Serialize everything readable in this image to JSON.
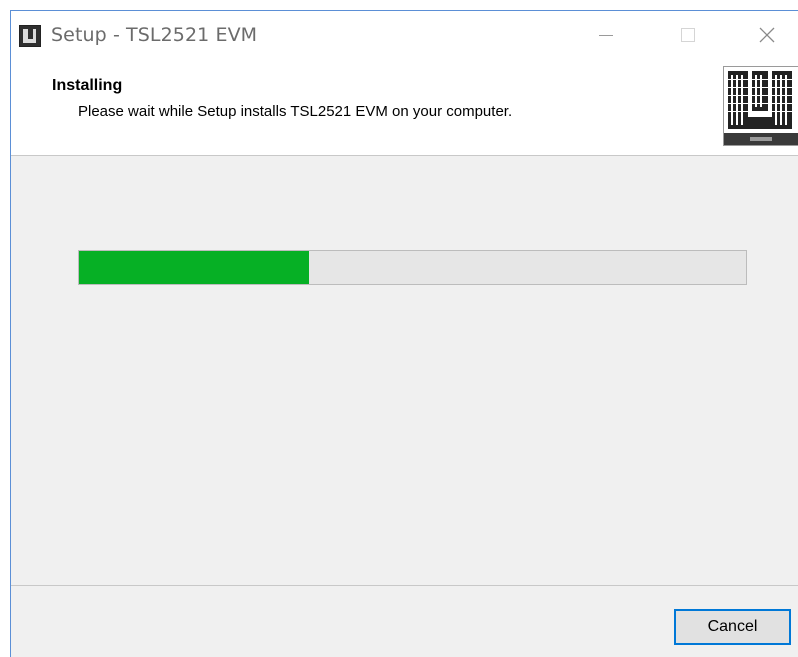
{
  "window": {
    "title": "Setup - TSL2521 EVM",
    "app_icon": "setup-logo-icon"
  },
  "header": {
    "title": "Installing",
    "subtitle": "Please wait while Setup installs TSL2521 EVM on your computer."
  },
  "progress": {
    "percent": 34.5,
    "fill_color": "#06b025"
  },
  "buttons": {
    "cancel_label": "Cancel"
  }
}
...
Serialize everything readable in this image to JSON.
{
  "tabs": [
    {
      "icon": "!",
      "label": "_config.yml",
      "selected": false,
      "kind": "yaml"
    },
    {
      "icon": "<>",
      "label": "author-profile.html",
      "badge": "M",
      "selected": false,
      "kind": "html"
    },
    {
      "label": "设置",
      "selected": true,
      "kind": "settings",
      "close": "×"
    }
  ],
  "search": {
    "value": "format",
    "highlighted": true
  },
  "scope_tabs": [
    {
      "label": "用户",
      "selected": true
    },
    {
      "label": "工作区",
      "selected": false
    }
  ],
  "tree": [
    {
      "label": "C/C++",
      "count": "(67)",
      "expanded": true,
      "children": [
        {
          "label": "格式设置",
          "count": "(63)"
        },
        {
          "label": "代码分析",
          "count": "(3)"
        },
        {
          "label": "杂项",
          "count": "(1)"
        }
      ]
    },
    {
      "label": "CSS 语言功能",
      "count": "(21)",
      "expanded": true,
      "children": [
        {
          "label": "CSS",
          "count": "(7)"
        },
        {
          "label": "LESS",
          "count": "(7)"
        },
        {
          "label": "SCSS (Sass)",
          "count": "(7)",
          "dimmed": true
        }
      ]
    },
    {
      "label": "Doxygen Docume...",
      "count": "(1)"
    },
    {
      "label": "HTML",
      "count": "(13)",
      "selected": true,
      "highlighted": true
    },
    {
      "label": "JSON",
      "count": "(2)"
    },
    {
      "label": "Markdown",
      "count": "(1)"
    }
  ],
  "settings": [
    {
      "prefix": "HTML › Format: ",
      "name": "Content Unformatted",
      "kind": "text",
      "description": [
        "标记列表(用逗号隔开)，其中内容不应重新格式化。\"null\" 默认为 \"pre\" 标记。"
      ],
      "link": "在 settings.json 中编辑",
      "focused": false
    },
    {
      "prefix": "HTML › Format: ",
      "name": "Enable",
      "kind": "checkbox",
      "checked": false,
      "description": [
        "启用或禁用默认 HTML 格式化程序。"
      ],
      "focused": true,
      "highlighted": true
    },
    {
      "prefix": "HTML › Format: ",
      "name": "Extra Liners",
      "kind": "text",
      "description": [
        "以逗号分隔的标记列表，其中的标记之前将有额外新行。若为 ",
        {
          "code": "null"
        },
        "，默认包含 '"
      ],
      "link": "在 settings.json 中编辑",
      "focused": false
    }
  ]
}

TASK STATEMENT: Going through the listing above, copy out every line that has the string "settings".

SOLUTION TO THE PROBLEM:
      "kind": "settings",
  "settings": [
      "link": "在 settings.json 中编辑",
      "link": "在 settings.json 中编辑",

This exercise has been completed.